Definition of schlock in English:



mass nounNorth American
  • Cheap or inferior goods or material; trash.
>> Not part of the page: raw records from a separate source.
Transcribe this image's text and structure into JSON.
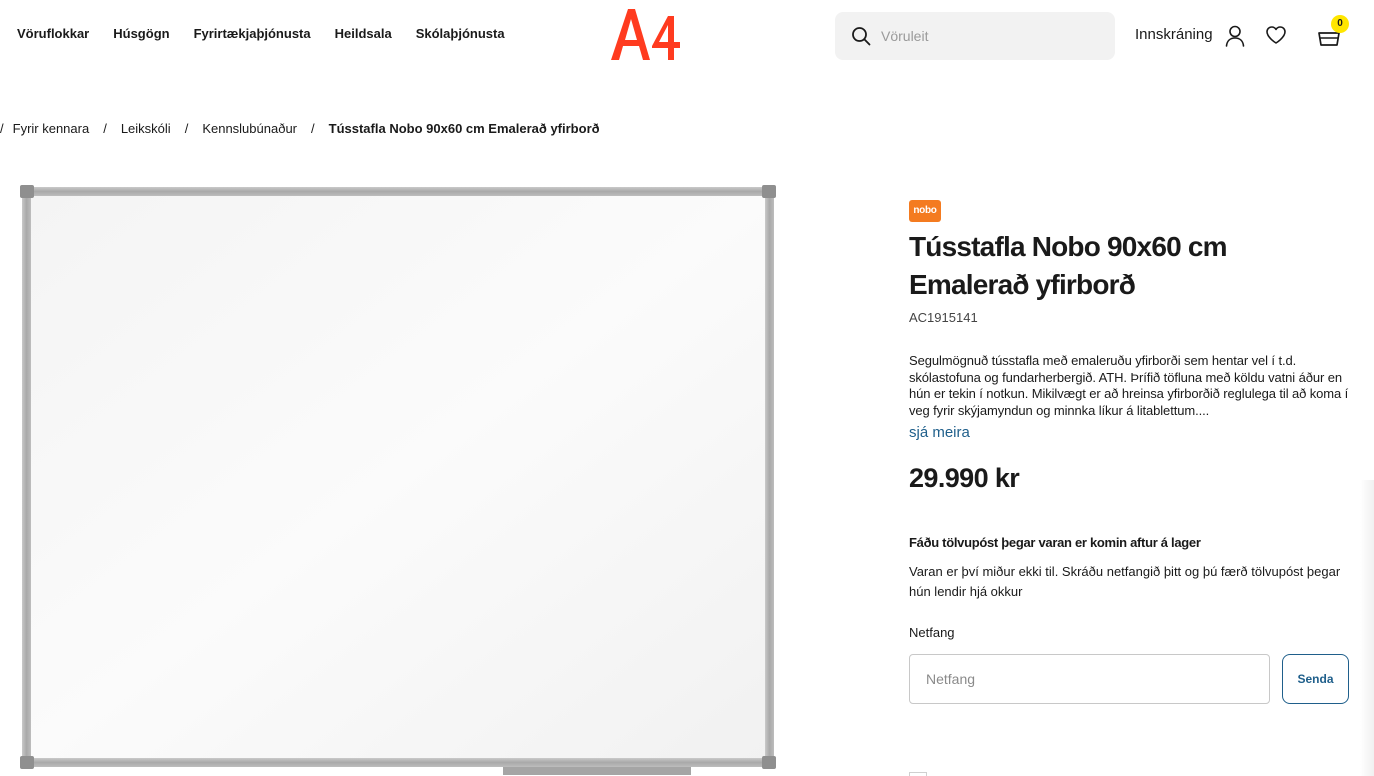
{
  "header": {
    "nav": [
      {
        "label": "Vöruflokkar"
      },
      {
        "label": "Húsgögn"
      },
      {
        "label": "Fyrirtækjaþjónusta"
      },
      {
        "label": "Heildsala"
      },
      {
        "label": "Skólaþjónusta"
      }
    ],
    "logo_text": "A4",
    "search_placeholder": "Vöruleit",
    "login_label": "Innskráning",
    "cart_count": "0",
    "colors": {
      "brand": "#ff3b1f",
      "badge": "#ffe600",
      "link": "#1f5f8b"
    }
  },
  "breadcrumb": [
    {
      "label": "Fyrir kennara"
    },
    {
      "label": "Leikskóli"
    },
    {
      "label": "Kennslubúnaður"
    },
    {
      "label": "Tússtafla Nobo 90x60 cm Emalerað yfirborð"
    }
  ],
  "product": {
    "brand_logo_text": "nobo",
    "title": "Tússtafla Nobo 90x60 cm Emalerað yfirborð",
    "sku": "AC1915141",
    "description": "Segulmögnuð tússtafla með emaleruðu yfirborði sem hentar vel í t.d. skólastofuna og fundarherbergið. ATH. Þrífið töfluna með köldu vatni áður en hún er tekin í notkun. Mikilvægt er að hreinsa yfirborðið reglulega til að koma í veg fyrir skýjamyndun og minnka líkur á litablettum....",
    "see_more": "sjá meira",
    "price": "29.990 kr"
  },
  "notify": {
    "title": "Fáðu tölvupóst þegar varan er komin aftur á lager",
    "text": "Varan er því miður ekki til. Skráðu netfangið þitt og þú færð tölvupóst þegar hún lendir hjá okkur",
    "email_label": "Netfang",
    "email_placeholder": "Netfang",
    "send_label": "Senda"
  }
}
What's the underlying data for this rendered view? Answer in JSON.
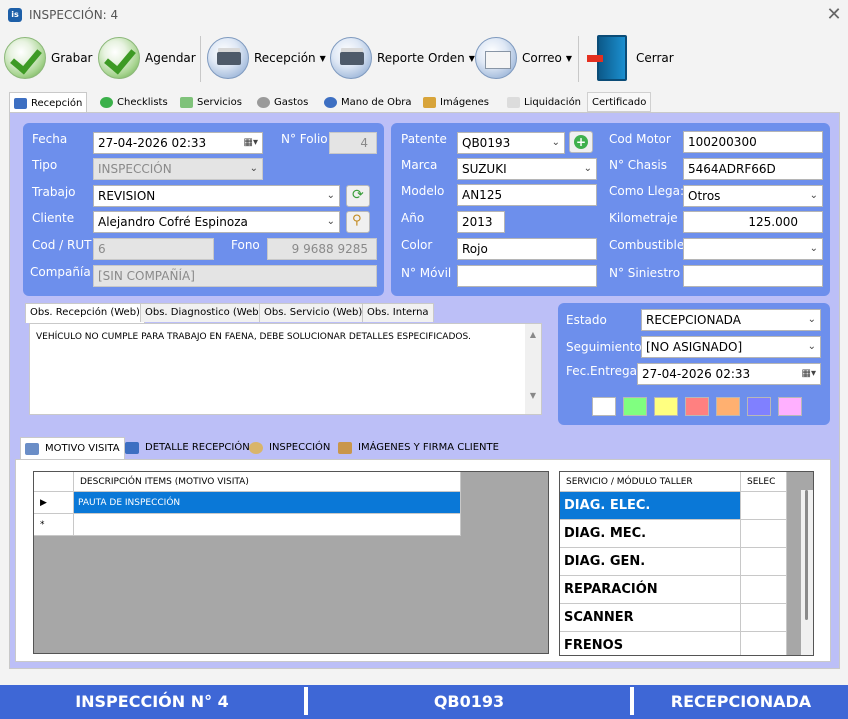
{
  "window": {
    "title": "INSPECCIÓN: 4",
    "app_icon_text": "is"
  },
  "toolbar": {
    "grabar": "Grabar",
    "agendar": "Agendar",
    "recepcion": "Recepción",
    "reporte_orden": "Reporte Orden",
    "correo": "Correo",
    "cerrar": "Cerrar"
  },
  "tabs": [
    "Recepción",
    "Checklists",
    "Servicios",
    "Gastos",
    "Mano de Obra",
    "Imágenes",
    "Liquidación",
    "Certificado"
  ],
  "form": {
    "fecha_label": "Fecha",
    "fecha": "27-04-2026  02:33",
    "folio_label": "N° Folio",
    "folio": "4",
    "tipo_label": "Tipo",
    "tipo": "INSPECCIÓN",
    "trabajo_label": "Trabajo",
    "trabajo": "REVISION",
    "cliente_label": "Cliente",
    "cliente": "Alejandro Cofré Espinoza",
    "rut_label": "Cod / RUT",
    "rut": "6",
    "fono_label": "Fono",
    "fono": "9 9688 9285",
    "compania_label": "Compañía",
    "compania": "[SIN COMPAÑÍA]"
  },
  "vehicle": {
    "patente_label": "Patente",
    "patente": "QB0193",
    "marca_label": "Marca",
    "marca": "SUZUKI",
    "modelo_label": "Modelo",
    "modelo": "AN125",
    "ano_label": "Año",
    "ano": "2013",
    "color_label": "Color",
    "color": "Rojo",
    "movil_label": "N° Móvil",
    "movil": "",
    "motor_label": "Cod Motor",
    "motor": "100200300",
    "chasis_label": "N° Chasis",
    "chasis": "5464ADRF66D",
    "llega_label": "Como Llega:",
    "llega": "Otros",
    "km_label": "Kilometraje",
    "km": "125.000",
    "combustible_label": "Combustible",
    "combustible": "",
    "siniestro_label": "N° Siniestro",
    "siniestro": ""
  },
  "obs_tabs": [
    "Obs. Recepción (Web)",
    "Obs. Diagnostico (Web)",
    "Obs. Servicio (Web)",
    "Obs. Interna"
  ],
  "obs_text": "VEHÍCULO NO CUMPLE PARA TRABAJO EN FAENA, DEBE SOLUCIONAR DETALLES ESPECIFICADOS.",
  "estado": {
    "estado_label": "Estado",
    "estado": "RECEPCIONADA",
    "seguimiento_label": "Seguimiento",
    "seguimiento": "[NO ASIGNADO]",
    "entrega_label": "Fec.Entrega",
    "entrega": "27-04-2026  02:33",
    "swatches": [
      "#ffffff",
      "#80ff80",
      "#ffff80",
      "#ff8080",
      "#ffb070",
      "#8080ff",
      "#ffb0ff"
    ]
  },
  "bottom_tabs": [
    "MOTIVO VISITA",
    "DETALLE RECEPCIÓN",
    "INSPECCIÓN",
    "IMÁGENES Y FIRMA CLIENTE"
  ],
  "motivo_grid": {
    "header": "DESCRIPCIÓN ITEMS (MOTIVO VISITA)",
    "rows": [
      "PAUTA DE INSPECCIÓN"
    ],
    "new_row_marker": "*"
  },
  "servicio_grid": {
    "header_servicio": "SERVICIO / MÓDULO TALLER",
    "header_selec": "SELEC",
    "rows": [
      "DIAG. ELEC.",
      "DIAG. MEC.",
      "DIAG. GEN.",
      "REPARACIÓN",
      "SCANNER",
      "FRENOS"
    ]
  },
  "status_bar": {
    "left": "INSPECCIÓN N° 4",
    "middle": "QB0193",
    "right": "RECEPCIONADA"
  }
}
    ‘mass-produced schlock’
    ‘televisual schlock’
    • ‘For connoisseurs of schlock, they're priceless.’
    • ‘Debuting in 1964, the series balanced wholesomely silly schlock with enough clever satire of traditional family shows like Father Knows Best to appeal to kids and adults alike.’
    • ‘Producers called again, and this time they weren't in search of schlock.’
    • ‘Trouble was, the only legal name for the mix was - and still is - ‘red table wine,’ a tag people might associate with schlock.’
    • ‘Like many bands playing earnestly banal semi-derived emo schlock they've connected with an audience of disaffected youth who find comfort in their cranked up pop music and simplistic lyrics.’
    • ‘So you can't really go in there and say, ‘Here, I'm going to make some real schlock.’’
    • ‘And you have to admire the unrepentant schlock.’
    • ‘It doesn't help when the episode is established in a tomb-raiding scene so derivative of '80s adventure schlock that I felt like I was in middle school.’
    • ‘It's at the edge of schlock and kitsch, but it's a nice throwback to the times when people would practice their letters and made sure their handwriting was neat, legible, and beautiful.’
    • ‘This nonstop laugh riot is a truly neglected classic of cautionary showbiz schlock.’
    • ‘The convergence of the irreverent prince of potty humor and the cringe-worthy captain of schlock must be one of the signs of the impending Apocalypse.’
    • ‘The dull picture here befits the cheap production values of this schlock.’
    • ‘Everything on display here is grade-Z kung-fu schlock.’
    • ‘At first it's difficult to shake the feeling that it's kitschy schlock that they're radiating, rather than the sinister malevolence they may be aiming for.’
    • ‘Were teenagers in the '60s really impressed by this schlock?’
    • ‘Existing at the intersection of simple chemistry genius and Ed Wood schlock, the kit involved two putty substances that one mixed to produce a gruesome, frighteningly real scar.’
    • ‘I sit in that eerie phosphorescent tubal glow and lounge becalmed, thinking about the microwave emissions being bombarded into outer space like a gazillion ambassadors of tacky schlock.’
    • ‘Yet even with all this going for it, the film only proves that well-done schlock is still schlock.’
    • ‘Instead of Bauhaus residences in the suburbs, we got ersatz-traditional schlock.’
    • ‘The Hollywood Walk of Fame is a succession of schlock and gore museums.’


Early 20th century: apparently from Yiddish shlak ‘an apoplectic stroke’, shlog ‘wretch, untidy person, apoplectic stroke’.